---- Entries shown

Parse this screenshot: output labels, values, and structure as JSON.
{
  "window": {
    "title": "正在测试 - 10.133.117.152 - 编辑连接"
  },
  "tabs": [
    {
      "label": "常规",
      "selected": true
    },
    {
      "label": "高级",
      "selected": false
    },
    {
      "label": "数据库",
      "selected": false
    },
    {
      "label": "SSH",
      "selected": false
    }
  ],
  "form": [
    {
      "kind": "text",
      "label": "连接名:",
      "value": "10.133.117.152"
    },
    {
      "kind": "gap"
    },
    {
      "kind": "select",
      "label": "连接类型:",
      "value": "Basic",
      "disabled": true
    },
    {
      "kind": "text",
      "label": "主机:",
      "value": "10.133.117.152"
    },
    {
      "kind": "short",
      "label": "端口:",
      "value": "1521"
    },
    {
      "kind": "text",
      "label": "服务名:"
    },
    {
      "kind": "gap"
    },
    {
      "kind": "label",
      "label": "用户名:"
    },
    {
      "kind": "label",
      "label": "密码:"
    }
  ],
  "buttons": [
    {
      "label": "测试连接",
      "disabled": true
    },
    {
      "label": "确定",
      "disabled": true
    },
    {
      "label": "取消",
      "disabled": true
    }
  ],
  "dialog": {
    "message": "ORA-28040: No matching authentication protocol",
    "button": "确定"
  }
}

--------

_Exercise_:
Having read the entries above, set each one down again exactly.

_Response_:
Parse this screenshot: output labels, values, and structure as JSON.
{
  "window": {
    "title": "正在测试 - 10.133.117.152 - 编辑连接"
  },
  "tabs": [
    {
      "label": "常规",
      "selected": true
    },
    {
      "label": "高级",
      "selected": false
    },
    {
      "label": "数据库",
      "selected": false
    },
    {
      "label": "SSH",
      "selected": false
    }
  ],
  "form": [
    {
      "kind": "text",
      "label": "连接名:",
      "value": "10.133.117.152"
    },
    {
      "kind": "gap"
    },
    {
      "kind": "select",
      "label": "连接类型:",
      "value": "Basic",
      "disabled": true
    },
    {
      "kind": "text",
      "label": "主机:",
      "value": "10.133.117.152"
    },
    {
      "kind": "short",
      "label": "端口:",
      "value": "1521"
    },
    {
      "kind": "text",
      "label": "服务名:"
    },
    {
      "kind": "gap"
    },
    {
      "kind": "label",
      "label": "用户名:"
    },
    {
      "kind": "label",
      "label": "密码:"
    }
  ],
  "buttons": [
    {
      "label": "测试连接",
      "disabled": true
    },
    {
      "label": "确定",
      "disabled": true
    },
    {
      "label": "取消",
      "disabled": true
    }
  ],
  "dialog": {
    "message": "ORA-28040: No matching authentication protocol",
    "button": "确定"
  }
}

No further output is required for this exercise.